Last month’s demo was short and the app’s design isn’t final yet, but US AI health software experts say Google could get a more involved lawsuit from the FDA if it brings its skin app home. takes. An FDA spokesperson declined to comment on Google’s service, but said software purporting to be used to “diagnose, cure, prevent or treat people” could be considered a medical device and require agency approval. . To make that call, the spokesperson said the agency generally needs to review “the intended use of the software and the claims made for the product.” The spokesperson added that the agency has issued guidelines to encourage data collection from different populations.
The design shown in the demo requires a person to take three photos of their stain from different angles and distances. The user can optionally add information such as the affected body part and how long he had the problem. Tapping “Send” will zip the images to Google. The app will then display “Suggested Terms”, with possible terms illustrated by images. Tapping one will bring up a list of important information, such as symptoms, contagiousness, and treatment options. Google says the app is trained on “hundreds of thousands of skin images” and can identify 288 conditions, including skin cancer, which covers about 90 percent of general dermatology searches on the web.

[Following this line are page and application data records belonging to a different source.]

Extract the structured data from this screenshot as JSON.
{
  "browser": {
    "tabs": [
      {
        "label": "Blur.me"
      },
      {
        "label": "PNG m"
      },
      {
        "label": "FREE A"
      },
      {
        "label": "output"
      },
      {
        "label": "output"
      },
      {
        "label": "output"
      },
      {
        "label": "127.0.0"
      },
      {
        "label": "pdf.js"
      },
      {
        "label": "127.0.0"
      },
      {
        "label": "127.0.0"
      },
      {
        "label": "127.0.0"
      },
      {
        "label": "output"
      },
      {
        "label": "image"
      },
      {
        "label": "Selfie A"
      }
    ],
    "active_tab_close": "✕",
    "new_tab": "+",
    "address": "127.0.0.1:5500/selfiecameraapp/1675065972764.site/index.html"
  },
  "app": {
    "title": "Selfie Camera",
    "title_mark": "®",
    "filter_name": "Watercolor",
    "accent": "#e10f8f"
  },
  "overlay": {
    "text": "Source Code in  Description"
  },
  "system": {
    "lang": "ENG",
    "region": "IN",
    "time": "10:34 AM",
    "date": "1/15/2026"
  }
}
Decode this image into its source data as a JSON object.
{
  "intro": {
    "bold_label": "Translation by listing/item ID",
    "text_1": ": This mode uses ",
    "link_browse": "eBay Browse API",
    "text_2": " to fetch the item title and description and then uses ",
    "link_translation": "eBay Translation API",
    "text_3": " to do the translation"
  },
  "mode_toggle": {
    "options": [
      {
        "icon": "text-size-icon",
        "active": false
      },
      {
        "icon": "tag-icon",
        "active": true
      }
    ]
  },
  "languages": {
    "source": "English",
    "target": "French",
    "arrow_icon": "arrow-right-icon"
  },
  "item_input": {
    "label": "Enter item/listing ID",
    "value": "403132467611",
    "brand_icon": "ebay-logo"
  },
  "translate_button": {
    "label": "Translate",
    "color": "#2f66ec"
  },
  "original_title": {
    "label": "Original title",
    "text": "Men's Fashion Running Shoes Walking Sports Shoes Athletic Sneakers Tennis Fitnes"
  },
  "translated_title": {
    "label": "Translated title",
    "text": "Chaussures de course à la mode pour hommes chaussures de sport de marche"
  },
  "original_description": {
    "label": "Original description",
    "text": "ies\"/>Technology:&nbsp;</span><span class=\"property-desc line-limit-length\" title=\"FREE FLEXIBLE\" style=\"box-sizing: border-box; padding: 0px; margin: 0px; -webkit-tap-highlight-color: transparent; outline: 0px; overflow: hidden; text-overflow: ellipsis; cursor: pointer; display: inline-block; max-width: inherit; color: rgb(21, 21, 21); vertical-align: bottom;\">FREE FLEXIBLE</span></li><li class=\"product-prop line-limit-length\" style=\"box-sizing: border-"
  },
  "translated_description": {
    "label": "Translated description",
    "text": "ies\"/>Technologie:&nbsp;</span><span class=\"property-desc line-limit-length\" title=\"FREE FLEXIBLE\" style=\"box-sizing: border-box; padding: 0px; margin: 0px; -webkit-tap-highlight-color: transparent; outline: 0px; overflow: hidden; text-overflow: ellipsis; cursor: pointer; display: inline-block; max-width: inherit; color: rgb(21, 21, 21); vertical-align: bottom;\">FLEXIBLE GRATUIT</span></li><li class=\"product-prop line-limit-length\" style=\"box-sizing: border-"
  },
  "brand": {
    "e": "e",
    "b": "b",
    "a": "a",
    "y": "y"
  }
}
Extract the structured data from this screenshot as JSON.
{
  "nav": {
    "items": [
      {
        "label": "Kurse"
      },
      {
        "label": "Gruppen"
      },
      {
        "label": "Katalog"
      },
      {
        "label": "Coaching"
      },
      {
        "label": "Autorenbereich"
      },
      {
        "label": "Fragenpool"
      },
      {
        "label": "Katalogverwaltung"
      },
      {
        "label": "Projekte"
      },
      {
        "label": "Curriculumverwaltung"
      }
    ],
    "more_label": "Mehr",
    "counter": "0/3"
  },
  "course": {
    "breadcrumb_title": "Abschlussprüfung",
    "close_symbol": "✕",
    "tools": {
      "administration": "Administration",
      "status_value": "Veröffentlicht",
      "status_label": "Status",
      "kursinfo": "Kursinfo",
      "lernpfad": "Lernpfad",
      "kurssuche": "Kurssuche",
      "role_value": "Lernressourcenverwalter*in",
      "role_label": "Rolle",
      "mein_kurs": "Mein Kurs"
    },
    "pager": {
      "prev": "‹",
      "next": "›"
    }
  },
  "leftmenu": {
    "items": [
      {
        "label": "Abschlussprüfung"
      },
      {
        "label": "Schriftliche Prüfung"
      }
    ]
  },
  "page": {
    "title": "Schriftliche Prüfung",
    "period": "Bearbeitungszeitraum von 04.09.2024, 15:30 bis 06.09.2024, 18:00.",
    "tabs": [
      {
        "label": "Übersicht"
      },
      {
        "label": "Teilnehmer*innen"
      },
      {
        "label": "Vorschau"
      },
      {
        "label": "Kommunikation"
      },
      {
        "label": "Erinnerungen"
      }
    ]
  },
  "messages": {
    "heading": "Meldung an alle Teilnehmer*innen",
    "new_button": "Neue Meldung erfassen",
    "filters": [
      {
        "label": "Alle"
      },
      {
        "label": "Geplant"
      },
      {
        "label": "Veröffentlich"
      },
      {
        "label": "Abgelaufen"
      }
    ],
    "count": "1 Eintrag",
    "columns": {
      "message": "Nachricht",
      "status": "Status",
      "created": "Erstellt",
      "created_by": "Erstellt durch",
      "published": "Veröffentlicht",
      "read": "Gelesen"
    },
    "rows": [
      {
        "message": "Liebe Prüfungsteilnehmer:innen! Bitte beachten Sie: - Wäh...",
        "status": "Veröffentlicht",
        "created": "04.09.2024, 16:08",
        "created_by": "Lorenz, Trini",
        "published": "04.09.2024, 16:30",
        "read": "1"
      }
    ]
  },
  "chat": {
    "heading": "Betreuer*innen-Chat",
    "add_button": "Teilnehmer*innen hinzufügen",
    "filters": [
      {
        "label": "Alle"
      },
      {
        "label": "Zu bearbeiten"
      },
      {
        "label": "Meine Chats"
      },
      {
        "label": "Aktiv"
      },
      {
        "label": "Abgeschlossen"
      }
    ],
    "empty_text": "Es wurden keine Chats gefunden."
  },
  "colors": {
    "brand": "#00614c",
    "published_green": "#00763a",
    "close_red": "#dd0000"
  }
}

The FDA exempts certain health software it considers to be “lower risk” — such as “wellness” advice such as diabetes management or information about health symptoms — from medical device approvals. It requires approval from others, such as those that provide specific diagnoses, or apps that function as medical devices such as a stethoscope. The line between apps that require permission and apps that don’t is difficult to define because medical software and the rules that govern it are relatively new.
Bradley Thompson, a regulatory attorney at Epstein Becker Green, asks clients a handful of important questions when trying to determine whether they need FDA approval. They include how the software’s output is presented to an individual and whether a company makes specific medical claims.
Google’s app does not flag any potential skin conditions in response to a person’s photos and displays a warning that “the suggested conditions listed here are not a medical diagnosis.” A company spokesperson compared the app to a search engine that displays results for a person to view and draw their own conclusions about.
Still, Google has also emphasized the skin app’s medical issues. DeSalvo, the health chief, said Google developed the app because there aren’t enough skin specialists to help every person with skin conditions. Google’s blog post links the app to peer-reviewed studies comparing the company’s technology to physicians, saying, “Our AI system can achieve an accuracy comparable to that of US board-certified dermatologists.”
That boast attracted Thompson’s attorney. “That really suggests that this is at least comparable to what a human doctor can do,” he says — the kind of claim that could interest the FDA.
This story originally appeared on wired.com.